Exercise aim:
Report every line below that has the string "right" in it.

Dataset extract:
==================================================

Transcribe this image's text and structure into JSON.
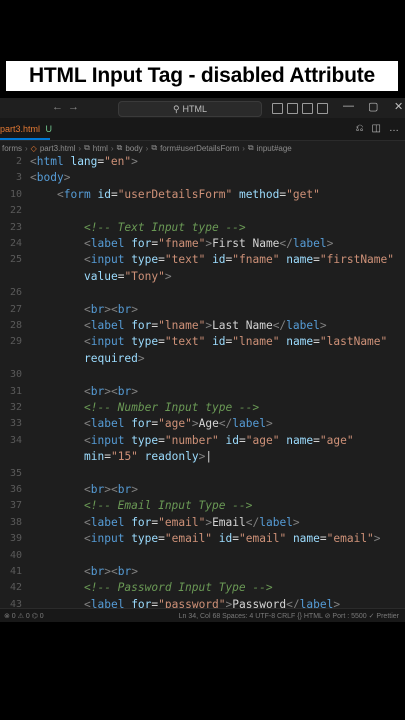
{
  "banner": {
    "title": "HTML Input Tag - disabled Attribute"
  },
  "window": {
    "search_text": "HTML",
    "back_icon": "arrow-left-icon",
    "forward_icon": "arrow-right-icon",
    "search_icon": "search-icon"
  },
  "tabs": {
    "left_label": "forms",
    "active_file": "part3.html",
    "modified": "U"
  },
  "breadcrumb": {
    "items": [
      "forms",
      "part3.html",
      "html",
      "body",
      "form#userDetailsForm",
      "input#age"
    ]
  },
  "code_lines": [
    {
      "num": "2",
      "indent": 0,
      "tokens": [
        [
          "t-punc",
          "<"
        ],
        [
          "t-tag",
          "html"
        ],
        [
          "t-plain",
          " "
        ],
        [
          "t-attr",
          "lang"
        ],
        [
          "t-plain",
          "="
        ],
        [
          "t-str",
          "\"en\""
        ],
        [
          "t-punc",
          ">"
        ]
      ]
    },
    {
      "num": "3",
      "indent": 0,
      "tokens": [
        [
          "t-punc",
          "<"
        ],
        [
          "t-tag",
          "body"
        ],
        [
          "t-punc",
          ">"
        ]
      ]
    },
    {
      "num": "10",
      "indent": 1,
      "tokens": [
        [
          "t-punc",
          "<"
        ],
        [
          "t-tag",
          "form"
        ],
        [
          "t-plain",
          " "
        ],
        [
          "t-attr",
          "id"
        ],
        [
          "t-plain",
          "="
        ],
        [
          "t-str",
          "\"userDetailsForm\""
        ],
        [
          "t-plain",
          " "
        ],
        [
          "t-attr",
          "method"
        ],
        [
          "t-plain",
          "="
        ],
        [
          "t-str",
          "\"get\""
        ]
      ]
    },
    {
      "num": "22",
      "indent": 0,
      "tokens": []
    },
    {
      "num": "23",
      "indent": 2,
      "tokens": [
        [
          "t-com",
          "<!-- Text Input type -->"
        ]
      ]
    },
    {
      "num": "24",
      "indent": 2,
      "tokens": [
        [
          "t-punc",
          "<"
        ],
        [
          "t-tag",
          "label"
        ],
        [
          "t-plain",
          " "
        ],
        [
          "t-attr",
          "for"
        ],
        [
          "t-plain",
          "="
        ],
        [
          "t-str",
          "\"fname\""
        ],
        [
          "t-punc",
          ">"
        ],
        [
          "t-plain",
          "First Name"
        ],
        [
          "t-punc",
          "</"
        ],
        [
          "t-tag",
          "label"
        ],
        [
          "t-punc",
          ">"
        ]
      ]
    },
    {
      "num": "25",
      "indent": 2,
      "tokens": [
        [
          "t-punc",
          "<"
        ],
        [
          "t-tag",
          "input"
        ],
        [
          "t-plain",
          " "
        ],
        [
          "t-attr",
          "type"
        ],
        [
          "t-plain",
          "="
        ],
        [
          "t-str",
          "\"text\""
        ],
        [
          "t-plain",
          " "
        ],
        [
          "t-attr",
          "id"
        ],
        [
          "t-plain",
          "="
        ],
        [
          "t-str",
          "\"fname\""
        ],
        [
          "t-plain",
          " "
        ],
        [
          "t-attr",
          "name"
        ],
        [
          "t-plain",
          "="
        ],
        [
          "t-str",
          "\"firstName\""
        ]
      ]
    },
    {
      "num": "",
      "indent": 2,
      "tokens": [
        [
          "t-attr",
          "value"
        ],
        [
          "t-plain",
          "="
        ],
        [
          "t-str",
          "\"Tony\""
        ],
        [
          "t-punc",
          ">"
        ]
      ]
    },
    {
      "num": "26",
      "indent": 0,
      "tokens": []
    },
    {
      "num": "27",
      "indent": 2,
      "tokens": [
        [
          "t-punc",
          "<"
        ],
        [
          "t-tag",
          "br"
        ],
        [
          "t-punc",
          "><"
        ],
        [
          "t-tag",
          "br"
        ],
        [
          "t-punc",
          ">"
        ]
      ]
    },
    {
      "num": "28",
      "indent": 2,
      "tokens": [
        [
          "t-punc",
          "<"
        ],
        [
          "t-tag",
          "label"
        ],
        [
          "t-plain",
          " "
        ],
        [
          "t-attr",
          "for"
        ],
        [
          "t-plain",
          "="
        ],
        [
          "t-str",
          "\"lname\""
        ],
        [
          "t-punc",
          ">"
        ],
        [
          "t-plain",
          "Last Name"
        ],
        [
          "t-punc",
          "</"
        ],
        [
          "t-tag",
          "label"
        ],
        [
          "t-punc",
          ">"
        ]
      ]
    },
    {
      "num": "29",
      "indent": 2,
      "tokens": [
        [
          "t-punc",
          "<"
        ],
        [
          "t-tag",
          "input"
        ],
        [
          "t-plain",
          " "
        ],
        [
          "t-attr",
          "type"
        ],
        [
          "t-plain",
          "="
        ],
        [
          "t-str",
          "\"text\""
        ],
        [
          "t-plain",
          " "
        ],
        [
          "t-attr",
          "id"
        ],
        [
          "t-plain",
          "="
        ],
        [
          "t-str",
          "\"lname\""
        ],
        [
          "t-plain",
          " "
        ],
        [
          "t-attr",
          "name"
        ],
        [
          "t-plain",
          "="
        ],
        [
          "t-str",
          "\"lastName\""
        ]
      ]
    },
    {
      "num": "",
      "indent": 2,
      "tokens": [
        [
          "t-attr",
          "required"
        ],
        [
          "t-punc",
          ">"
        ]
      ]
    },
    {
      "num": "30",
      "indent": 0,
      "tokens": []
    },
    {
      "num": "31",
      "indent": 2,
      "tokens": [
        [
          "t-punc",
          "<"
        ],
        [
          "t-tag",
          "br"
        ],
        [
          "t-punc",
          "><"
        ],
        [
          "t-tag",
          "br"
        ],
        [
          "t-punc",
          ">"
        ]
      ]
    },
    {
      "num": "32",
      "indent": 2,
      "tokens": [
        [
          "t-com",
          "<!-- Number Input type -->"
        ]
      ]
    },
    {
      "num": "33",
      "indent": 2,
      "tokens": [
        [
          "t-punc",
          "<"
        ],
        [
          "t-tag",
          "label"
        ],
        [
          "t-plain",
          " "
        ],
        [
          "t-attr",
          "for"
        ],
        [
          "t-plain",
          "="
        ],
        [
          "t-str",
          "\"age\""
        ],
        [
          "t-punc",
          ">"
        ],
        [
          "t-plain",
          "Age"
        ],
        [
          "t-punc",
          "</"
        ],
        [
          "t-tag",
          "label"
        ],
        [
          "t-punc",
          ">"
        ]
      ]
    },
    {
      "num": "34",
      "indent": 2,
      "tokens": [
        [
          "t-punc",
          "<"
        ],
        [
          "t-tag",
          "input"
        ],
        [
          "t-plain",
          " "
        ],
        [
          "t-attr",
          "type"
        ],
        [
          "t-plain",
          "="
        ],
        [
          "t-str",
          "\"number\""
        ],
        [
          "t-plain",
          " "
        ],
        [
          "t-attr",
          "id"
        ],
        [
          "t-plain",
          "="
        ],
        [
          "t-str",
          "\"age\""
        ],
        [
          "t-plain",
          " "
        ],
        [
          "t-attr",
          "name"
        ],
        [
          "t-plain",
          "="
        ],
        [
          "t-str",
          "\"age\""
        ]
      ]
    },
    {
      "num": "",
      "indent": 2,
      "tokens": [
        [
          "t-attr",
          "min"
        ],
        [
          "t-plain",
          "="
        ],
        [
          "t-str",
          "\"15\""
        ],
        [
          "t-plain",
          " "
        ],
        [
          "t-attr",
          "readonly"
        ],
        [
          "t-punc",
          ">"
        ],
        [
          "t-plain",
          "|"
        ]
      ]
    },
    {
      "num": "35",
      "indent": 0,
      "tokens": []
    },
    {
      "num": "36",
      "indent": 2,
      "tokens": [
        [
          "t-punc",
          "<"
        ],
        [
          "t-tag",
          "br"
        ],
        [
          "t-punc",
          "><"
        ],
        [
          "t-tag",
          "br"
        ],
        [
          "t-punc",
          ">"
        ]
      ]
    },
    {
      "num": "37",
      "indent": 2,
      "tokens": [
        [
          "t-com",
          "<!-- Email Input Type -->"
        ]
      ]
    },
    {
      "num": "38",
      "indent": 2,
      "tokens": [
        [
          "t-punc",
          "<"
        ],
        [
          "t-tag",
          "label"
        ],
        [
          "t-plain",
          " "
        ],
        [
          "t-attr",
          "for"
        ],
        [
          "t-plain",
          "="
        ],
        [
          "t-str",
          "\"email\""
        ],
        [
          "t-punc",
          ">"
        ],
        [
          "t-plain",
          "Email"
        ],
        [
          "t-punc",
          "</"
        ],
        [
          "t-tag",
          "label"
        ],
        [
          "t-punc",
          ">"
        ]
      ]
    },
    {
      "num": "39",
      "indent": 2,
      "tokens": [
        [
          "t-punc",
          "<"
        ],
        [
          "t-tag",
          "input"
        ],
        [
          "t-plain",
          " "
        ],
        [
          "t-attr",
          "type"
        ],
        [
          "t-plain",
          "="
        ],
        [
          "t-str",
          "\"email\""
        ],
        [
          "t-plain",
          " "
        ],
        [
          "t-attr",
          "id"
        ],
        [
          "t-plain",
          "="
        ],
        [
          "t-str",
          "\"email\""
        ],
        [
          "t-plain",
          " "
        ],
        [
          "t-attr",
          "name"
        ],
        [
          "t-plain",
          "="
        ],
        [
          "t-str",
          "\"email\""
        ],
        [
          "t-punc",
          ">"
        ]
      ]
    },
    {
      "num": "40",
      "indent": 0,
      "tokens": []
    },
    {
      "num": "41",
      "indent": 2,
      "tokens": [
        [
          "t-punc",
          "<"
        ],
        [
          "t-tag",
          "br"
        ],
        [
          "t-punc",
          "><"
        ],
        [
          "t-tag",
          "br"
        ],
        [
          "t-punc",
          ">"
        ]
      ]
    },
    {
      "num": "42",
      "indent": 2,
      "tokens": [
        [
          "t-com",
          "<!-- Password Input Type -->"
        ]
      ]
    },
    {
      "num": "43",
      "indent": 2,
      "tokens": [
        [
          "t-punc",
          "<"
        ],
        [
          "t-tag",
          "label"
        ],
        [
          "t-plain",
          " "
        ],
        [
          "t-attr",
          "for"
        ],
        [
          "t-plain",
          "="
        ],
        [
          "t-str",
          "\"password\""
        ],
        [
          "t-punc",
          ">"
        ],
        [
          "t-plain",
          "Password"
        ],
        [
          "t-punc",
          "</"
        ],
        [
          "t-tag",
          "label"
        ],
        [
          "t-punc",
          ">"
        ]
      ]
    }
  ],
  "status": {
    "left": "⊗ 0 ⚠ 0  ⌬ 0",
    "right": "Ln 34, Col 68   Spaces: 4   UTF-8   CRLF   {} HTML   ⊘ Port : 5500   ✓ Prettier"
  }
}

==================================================

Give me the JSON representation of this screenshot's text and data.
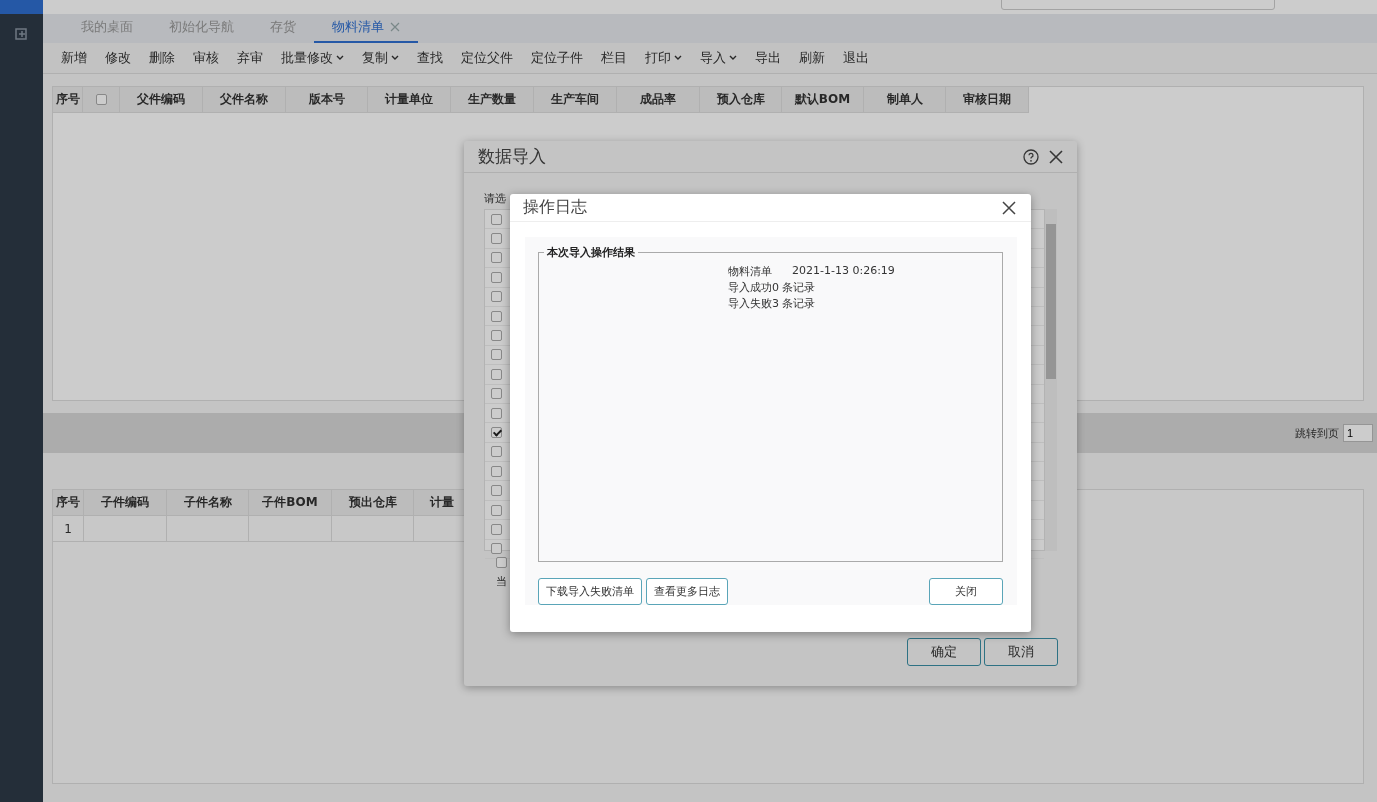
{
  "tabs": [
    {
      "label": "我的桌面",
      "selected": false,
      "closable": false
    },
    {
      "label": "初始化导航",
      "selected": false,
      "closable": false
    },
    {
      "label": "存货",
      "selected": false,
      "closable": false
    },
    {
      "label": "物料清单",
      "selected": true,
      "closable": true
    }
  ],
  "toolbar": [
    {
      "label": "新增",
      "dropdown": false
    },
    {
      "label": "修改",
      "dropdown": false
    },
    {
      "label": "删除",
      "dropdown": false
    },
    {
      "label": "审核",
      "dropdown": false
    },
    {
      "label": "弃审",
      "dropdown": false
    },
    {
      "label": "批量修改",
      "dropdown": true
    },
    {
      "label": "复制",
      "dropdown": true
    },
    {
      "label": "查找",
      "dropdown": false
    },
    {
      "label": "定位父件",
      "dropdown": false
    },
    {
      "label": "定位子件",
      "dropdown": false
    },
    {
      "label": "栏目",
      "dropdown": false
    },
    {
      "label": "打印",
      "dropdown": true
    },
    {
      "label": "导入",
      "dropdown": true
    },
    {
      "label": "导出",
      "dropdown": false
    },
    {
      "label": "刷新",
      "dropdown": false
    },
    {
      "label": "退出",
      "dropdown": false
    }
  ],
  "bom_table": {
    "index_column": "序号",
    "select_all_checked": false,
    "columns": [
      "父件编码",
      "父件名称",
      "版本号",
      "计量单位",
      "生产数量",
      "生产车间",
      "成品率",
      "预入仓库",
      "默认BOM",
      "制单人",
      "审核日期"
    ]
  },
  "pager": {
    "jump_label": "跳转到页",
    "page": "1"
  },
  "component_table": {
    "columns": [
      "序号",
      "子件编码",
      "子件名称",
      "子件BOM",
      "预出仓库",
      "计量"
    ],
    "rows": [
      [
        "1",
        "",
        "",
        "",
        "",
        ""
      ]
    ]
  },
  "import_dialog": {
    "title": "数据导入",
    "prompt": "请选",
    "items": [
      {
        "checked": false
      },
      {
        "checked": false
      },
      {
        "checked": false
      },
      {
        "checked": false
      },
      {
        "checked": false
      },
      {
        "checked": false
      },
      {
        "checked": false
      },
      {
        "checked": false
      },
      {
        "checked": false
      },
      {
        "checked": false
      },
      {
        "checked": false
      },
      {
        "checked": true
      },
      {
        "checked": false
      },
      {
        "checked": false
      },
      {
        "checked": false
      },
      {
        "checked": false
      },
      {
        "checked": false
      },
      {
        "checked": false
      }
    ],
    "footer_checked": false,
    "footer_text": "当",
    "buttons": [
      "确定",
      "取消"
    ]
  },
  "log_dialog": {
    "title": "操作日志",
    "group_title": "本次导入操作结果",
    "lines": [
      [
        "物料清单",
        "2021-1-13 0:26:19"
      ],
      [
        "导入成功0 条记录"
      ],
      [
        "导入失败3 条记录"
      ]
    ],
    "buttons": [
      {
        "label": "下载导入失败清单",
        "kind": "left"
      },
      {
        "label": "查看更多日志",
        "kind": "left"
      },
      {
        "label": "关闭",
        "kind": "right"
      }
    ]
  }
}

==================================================

Response for this exercise:
    "forward_icon": "arrow-right-icon",
    "right": "Ln 34, Col 68   Spaces: 4   UTF-8   CRLF   {} HTML   ⊘ Port : 5500   ✓ Prettier"
        "kind": "right"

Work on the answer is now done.